Prime Minister Malcolm Turnbull on 16 May unveiled Australia’s first Naval Shipbuilding Plan, outlining the nation’s largest ever programme of naval shipbuilding and sustainment.

The plan includes a $1.3bn injection of funds to modernise construction shipyards in South Australia and Western Australia in order to build the Navy’s next generation of naval vessels. The Federal Government is investing around $90bn in the rolling acquisition of new submarines and the continuous build of major ships such as future frigates, as well as minor naval vessels. The Plan will ensure delivery of these modern defence capabilities set out in the 2016 Defence White Paper, creating thousands of jobs and securing the naval shipbuilding and sustainment industry for future generations of Australians.

Work will commence this year on the development of infrastructure at the Osborne Naval Shipyard in South Australia. The Henderson Maritime Precinct in WA will also be upgraded. This will encompass construction of new cranes and heavy lift transportation capability, welding stations and upgrades to workshops and storage facilities including new steel framed sheds.

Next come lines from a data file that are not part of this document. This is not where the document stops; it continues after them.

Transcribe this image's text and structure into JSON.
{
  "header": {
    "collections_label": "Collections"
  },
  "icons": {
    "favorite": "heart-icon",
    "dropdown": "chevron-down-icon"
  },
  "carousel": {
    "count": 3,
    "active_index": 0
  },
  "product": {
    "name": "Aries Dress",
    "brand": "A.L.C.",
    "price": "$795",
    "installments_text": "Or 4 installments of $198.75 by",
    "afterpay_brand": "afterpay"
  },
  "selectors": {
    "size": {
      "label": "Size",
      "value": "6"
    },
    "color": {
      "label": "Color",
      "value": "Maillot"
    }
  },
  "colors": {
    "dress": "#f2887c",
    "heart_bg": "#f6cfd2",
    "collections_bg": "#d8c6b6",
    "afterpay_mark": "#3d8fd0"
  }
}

The naval shipbuilding workforce is expected to grow to around 5,200 workers by the mid to late 2020s, with more than double this number of workers in sustainment activities and throughout supply chains across Australia.

The Ai Group welcomed the announcement, saying it would end the boom-bust cycle of recent decades in naval shipbuilding, which has seen hundreds of job losses and local shipyards become increasingly redundant.

“A key to the success of the continuous shipbuilding program will be establishment by prime contractors of strong supply chains of Australian SMEs,” said Innes Willox, Ai Group Chief Executive. “This is especially critical for the new submarine program. Lead contractor DCNS needs to engage fully with local industry to ensure that it can meet the Federal Government’s caste-iron commitment to construction of 12 new submarines at Osborne.”

However, the Australian Manufacturing Workers Union (AMWU) warned that urgent action was required to secure existing expertise and prevent the loss of 500 skilled jobs in South Australia before construction starts next year.

“The Government talks often about working to maximize Australian industry and content,” said AMWU Assistant National Secretary Glenn Thompson. “We need mandated Australian industry participation and content written into all build contracts. Around 500 existing jobs are at risk before major building operations commence next year. If we lose this expertise we really will be starting these projects from a long way behind, in terms of using the projects to enhance domestic shipbuilding capability and expertise.”